# WHAT TO WORK ON:
The records underneath are to be printed in full and exactly, with no pictures carried over.

━━ SOURCE RECORDS ━━

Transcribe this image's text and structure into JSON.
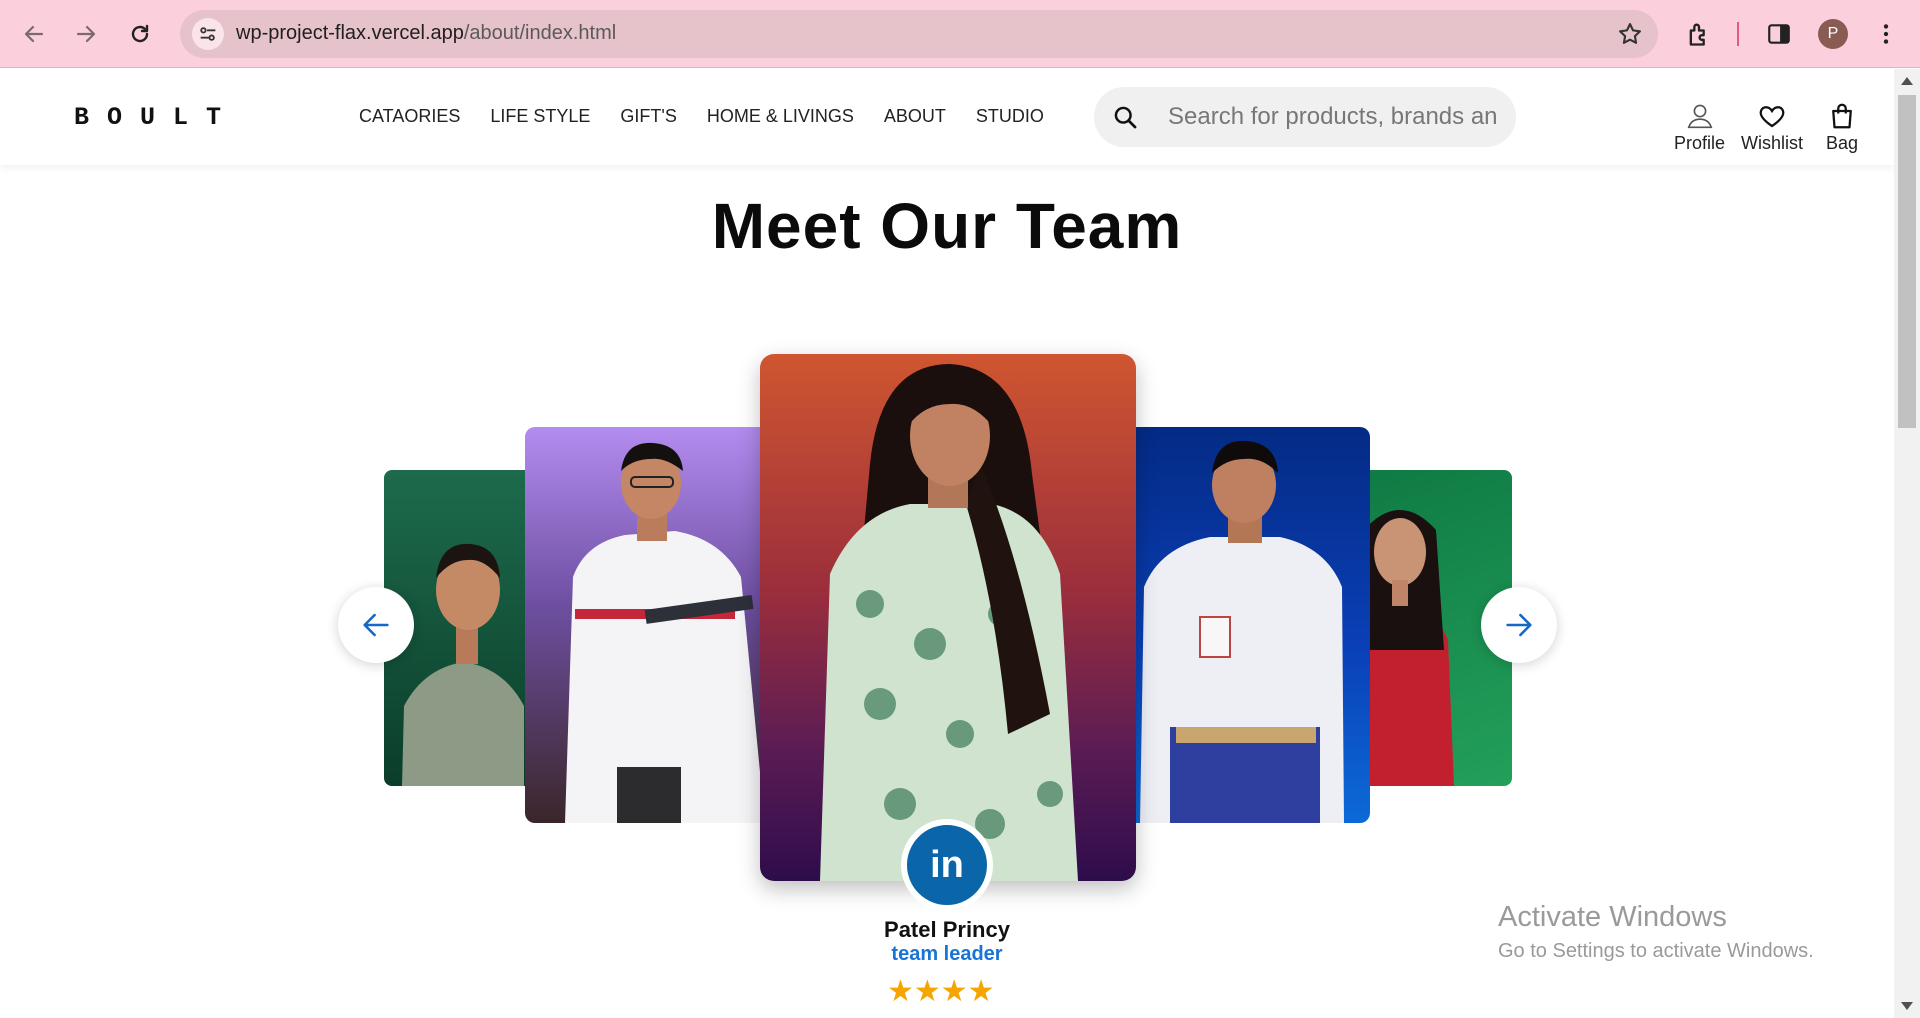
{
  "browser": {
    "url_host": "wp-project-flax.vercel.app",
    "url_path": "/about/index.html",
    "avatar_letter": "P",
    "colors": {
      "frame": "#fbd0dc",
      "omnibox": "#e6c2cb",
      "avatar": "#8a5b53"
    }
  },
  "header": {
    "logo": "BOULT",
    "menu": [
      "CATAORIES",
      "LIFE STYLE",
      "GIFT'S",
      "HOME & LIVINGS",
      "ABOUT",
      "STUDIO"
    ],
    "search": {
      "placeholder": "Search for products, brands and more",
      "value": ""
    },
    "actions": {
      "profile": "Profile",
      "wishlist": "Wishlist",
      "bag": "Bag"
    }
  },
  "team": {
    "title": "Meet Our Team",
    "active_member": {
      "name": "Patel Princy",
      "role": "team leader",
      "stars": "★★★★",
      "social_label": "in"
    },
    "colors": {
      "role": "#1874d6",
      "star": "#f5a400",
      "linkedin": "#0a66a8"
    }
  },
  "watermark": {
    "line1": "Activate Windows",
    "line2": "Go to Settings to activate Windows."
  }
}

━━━

# ANSWER SPACE:
Transcribe this image's text and structure into JSON.
{
  "browser": {
    "url_host": "wp-project-flax.vercel.app",
    "url_path": "/about/index.html",
    "avatar_letter": "P",
    "colors": {
      "frame": "#fbd0dc",
      "omnibox": "#e6c2cb",
      "avatar": "#8a5b53"
    }
  },
  "header": {
    "logo": "BOULT",
    "menu": [
      "CATAORIES",
      "LIFE STYLE",
      "GIFT'S",
      "HOME & LIVINGS",
      "ABOUT",
      "STUDIO"
    ],
    "search": {
      "placeholder": "Search for products, brands and more",
      "value": ""
    },
    "actions": {
      "profile": "Profile",
      "wishlist": "Wishlist",
      "bag": "Bag"
    }
  },
  "team": {
    "title": "Meet Our Team",
    "active_member": {
      "name": "Patel Princy",
      "role": "team leader",
      "stars": "★★★★",
      "social_label": "in"
    },
    "colors": {
      "role": "#1874d6",
      "star": "#f5a400",
      "linkedin": "#0a66a8"
    }
  },
  "watermark": {
    "line1": "Activate Windows",
    "line2": "Go to Settings to activate Windows."
  }
}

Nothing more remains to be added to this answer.